When to go

If you’re going for winter sports, January and February are the most reliable months. By mid-January, the snow base has had plenty of time to build up, and you’ll often get some good powder skiing in too. Be aware that January is usually the coldest month of the year, so don’t forget that woolly underwear. The summer months are also popular, bringing with them a bright bloom of wildflowers and pleasant temperatures that tend to hover around the mid-20’s (°C).

Getting there

  • Planes

    The closest airport is Gunnison, a 35-minute drive from Crested Butte.
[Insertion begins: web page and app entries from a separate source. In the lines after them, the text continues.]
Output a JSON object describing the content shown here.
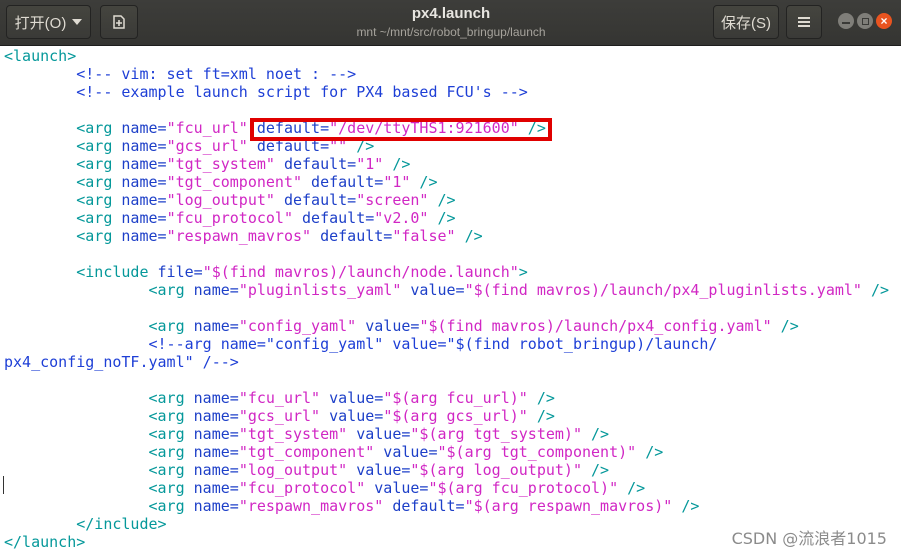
{
  "header": {
    "open_label": "打开(O)",
    "save_label": "保存(S)",
    "title": "px4.launch",
    "subtitle": "mnt ~/mnt/src/robot_bringup/launch"
  },
  "editor": {
    "lines": [
      [
        {
          "c": "tag",
          "t": "<launch>"
        }
      ],
      [
        {
          "c": "plain",
          "t": "        "
        },
        {
          "c": "cmt",
          "t": "<!-- vim: set ft=xml noet : -->"
        }
      ],
      [
        {
          "c": "plain",
          "t": "        "
        },
        {
          "c": "cmt",
          "t": "<!-- example launch script for PX4 based FCU's -->"
        }
      ],
      [
        {
          "c": "plain",
          "t": ""
        }
      ],
      [
        {
          "c": "plain",
          "t": "        "
        },
        {
          "c": "tag",
          "t": "<arg "
        },
        {
          "c": "attr",
          "t": "name="
        },
        {
          "c": "val",
          "t": "\"fcu_url\""
        },
        {
          "c": "attr",
          "t": " default="
        },
        {
          "c": "val",
          "t": "\"/dev/ttyTHS1:921600\""
        },
        {
          "c": "tag",
          "t": " />"
        }
      ],
      [
        {
          "c": "plain",
          "t": "        "
        },
        {
          "c": "tag",
          "t": "<arg "
        },
        {
          "c": "attr",
          "t": "name="
        },
        {
          "c": "val",
          "t": "\"gcs_url\""
        },
        {
          "c": "attr",
          "t": " default="
        },
        {
          "c": "val",
          "t": "\"\""
        },
        {
          "c": "tag",
          "t": " />"
        }
      ],
      [
        {
          "c": "plain",
          "t": "        "
        },
        {
          "c": "tag",
          "t": "<arg "
        },
        {
          "c": "attr",
          "t": "name="
        },
        {
          "c": "val",
          "t": "\"tgt_system\""
        },
        {
          "c": "attr",
          "t": " default="
        },
        {
          "c": "val",
          "t": "\"1\""
        },
        {
          "c": "tag",
          "t": " />"
        }
      ],
      [
        {
          "c": "plain",
          "t": "        "
        },
        {
          "c": "tag",
          "t": "<arg "
        },
        {
          "c": "attr",
          "t": "name="
        },
        {
          "c": "val",
          "t": "\"tgt_component\""
        },
        {
          "c": "attr",
          "t": " default="
        },
        {
          "c": "val",
          "t": "\"1\""
        },
        {
          "c": "tag",
          "t": " />"
        }
      ],
      [
        {
          "c": "plain",
          "t": "        "
        },
        {
          "c": "tag",
          "t": "<arg "
        },
        {
          "c": "attr",
          "t": "name="
        },
        {
          "c": "val",
          "t": "\"log_output\""
        },
        {
          "c": "attr",
          "t": " default="
        },
        {
          "c": "val",
          "t": "\"screen\""
        },
        {
          "c": "tag",
          "t": " />"
        }
      ],
      [
        {
          "c": "plain",
          "t": "        "
        },
        {
          "c": "tag",
          "t": "<arg "
        },
        {
          "c": "attr",
          "t": "name="
        },
        {
          "c": "val",
          "t": "\"fcu_protocol\""
        },
        {
          "c": "attr",
          "t": " default="
        },
        {
          "c": "val",
          "t": "\"v2.0\""
        },
        {
          "c": "tag",
          "t": " />"
        }
      ],
      [
        {
          "c": "plain",
          "t": "        "
        },
        {
          "c": "tag",
          "t": "<arg "
        },
        {
          "c": "attr",
          "t": "name="
        },
        {
          "c": "val",
          "t": "\"respawn_mavros\""
        },
        {
          "c": "attr",
          "t": " default="
        },
        {
          "c": "val",
          "t": "\"false\""
        },
        {
          "c": "tag",
          "t": " />"
        }
      ],
      [
        {
          "c": "plain",
          "t": ""
        }
      ],
      [
        {
          "c": "plain",
          "t": "        "
        },
        {
          "c": "tag",
          "t": "<include "
        },
        {
          "c": "attr",
          "t": "file="
        },
        {
          "c": "val",
          "t": "\"$(find mavros)/launch/node.launch\""
        },
        {
          "c": "tag",
          "t": ">"
        }
      ],
      [
        {
          "c": "plain",
          "t": "                "
        },
        {
          "c": "tag",
          "t": "<arg "
        },
        {
          "c": "attr",
          "t": "name="
        },
        {
          "c": "val",
          "t": "\"pluginlists_yaml\""
        },
        {
          "c": "attr",
          "t": " value="
        },
        {
          "c": "val",
          "t": "\"$(find mavros)/launch/px4_pluginlists.yaml\""
        },
        {
          "c": "tag",
          "t": " />"
        }
      ],
      [
        {
          "c": "plain",
          "t": ""
        }
      ],
      [
        {
          "c": "plain",
          "t": "                "
        },
        {
          "c": "tag",
          "t": "<arg "
        },
        {
          "c": "attr",
          "t": "name="
        },
        {
          "c": "val",
          "t": "\"config_yaml\""
        },
        {
          "c": "attr",
          "t": " value="
        },
        {
          "c": "val",
          "t": "\"$(find mavros)/launch/px4_config.yaml\""
        },
        {
          "c": "tag",
          "t": " />"
        }
      ],
      [
        {
          "c": "plain",
          "t": "                "
        },
        {
          "c": "cmt",
          "t": "<!--arg name=\"config_yaml\" value=\"$(find robot_bringup)/launch/"
        }
      ],
      [
        {
          "c": "cmt",
          "t": "px4_config_noTF.yaml\" /-->"
        }
      ],
      [
        {
          "c": "plain",
          "t": ""
        }
      ],
      [
        {
          "c": "plain",
          "t": "                "
        },
        {
          "c": "tag",
          "t": "<arg "
        },
        {
          "c": "attr",
          "t": "name="
        },
        {
          "c": "val",
          "t": "\"fcu_url\""
        },
        {
          "c": "attr",
          "t": " value="
        },
        {
          "c": "val",
          "t": "\"$(arg fcu_url)\""
        },
        {
          "c": "tag",
          "t": " />"
        }
      ],
      [
        {
          "c": "plain",
          "t": "                "
        },
        {
          "c": "tag",
          "t": "<arg "
        },
        {
          "c": "attr",
          "t": "name="
        },
        {
          "c": "val",
          "t": "\"gcs_url\""
        },
        {
          "c": "attr",
          "t": " value="
        },
        {
          "c": "val",
          "t": "\"$(arg gcs_url)\""
        },
        {
          "c": "tag",
          "t": " />"
        }
      ],
      [
        {
          "c": "plain",
          "t": "                "
        },
        {
          "c": "tag",
          "t": "<arg "
        },
        {
          "c": "attr",
          "t": "name="
        },
        {
          "c": "val",
          "t": "\"tgt_system\""
        },
        {
          "c": "attr",
          "t": " value="
        },
        {
          "c": "val",
          "t": "\"$(arg tgt_system)\""
        },
        {
          "c": "tag",
          "t": " />"
        }
      ],
      [
        {
          "c": "plain",
          "t": "                "
        },
        {
          "c": "tag",
          "t": "<arg "
        },
        {
          "c": "attr",
          "t": "name="
        },
        {
          "c": "val",
          "t": "\"tgt_component\""
        },
        {
          "c": "attr",
          "t": " value="
        },
        {
          "c": "val",
          "t": "\"$(arg tgt_component)\""
        },
        {
          "c": "tag",
          "t": " />"
        }
      ],
      [
        {
          "c": "plain",
          "t": "                "
        },
        {
          "c": "tag",
          "t": "<arg "
        },
        {
          "c": "attr",
          "t": "name="
        },
        {
          "c": "val",
          "t": "\"log_output\""
        },
        {
          "c": "attr",
          "t": " value="
        },
        {
          "c": "val",
          "t": "\"$(arg log_output)\""
        },
        {
          "c": "tag",
          "t": " />"
        }
      ],
      [
        {
          "c": "plain",
          "t": "                "
        },
        {
          "c": "tag",
          "t": "<arg "
        },
        {
          "c": "attr",
          "t": "name="
        },
        {
          "c": "val",
          "t": "\"fcu_protocol\""
        },
        {
          "c": "attr",
          "t": " value="
        },
        {
          "c": "val",
          "t": "\"$(arg fcu_protocol)\""
        },
        {
          "c": "tag",
          "t": " />"
        }
      ],
      [
        {
          "c": "plain",
          "t": "                "
        },
        {
          "c": "tag",
          "t": "<arg "
        },
        {
          "c": "attr",
          "t": "name="
        },
        {
          "c": "val",
          "t": "\"respawn_mavros\""
        },
        {
          "c": "attr",
          "t": " default="
        },
        {
          "c": "val",
          "t": "\"$(arg respawn_mavros)\""
        },
        {
          "c": "tag",
          "t": " />"
        }
      ],
      [
        {
          "c": "plain",
          "t": "        "
        },
        {
          "c": "tag",
          "t": "</include>"
        }
      ],
      [
        {
          "c": "tag",
          "t": "</launch>"
        }
      ]
    ]
  },
  "watermark": "CSDN @流浪者1015",
  "colors": {
    "tag": "#05989a",
    "attribute": "#1d3fc8",
    "value": "#d127c4",
    "comment": "#1e3fd6",
    "highlight_box": "#e00000",
    "close_button": "#e95420"
  },
  "icons": {
    "open_dropdown": "chevron-down-icon",
    "new_document": "new-document-icon",
    "menu": "hamburger-menu-icon",
    "minimize": "minimize-icon",
    "maximize": "maximize-icon",
    "close": "close-icon"
  }
}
It’s a small, regional outpost, but there are daily flights from Denver and Houston IAH. The other option is Montrose, an hour and 50 minutes away by car. Services from Denver land there all year-round; flights from Dallas, Houston IAH, Phoenix and Chicago O’Hare are seasonal
  • Trains

    The Rio Grande railroad was a vital part of the town’s mining operation, hauling silver and coal along the East River Valley to the town of Gunnison and beyond. That gravy train dried up when the mines closed down, so you won’t hear the train rollin’ round the bend any time soon.
  • Automobiles

    A drive through the Rockies doesn’t involve endless miles of unchanging freeway; here, you’ll find yourself passing through a dramatic landscape of craggy peaks and river-filled valleys. In winter, be sure to check which roads are open, as they can close on short notice, especially after snowfall. The drive from Denver or Colorado Springs takes around four hours when the conditions are good.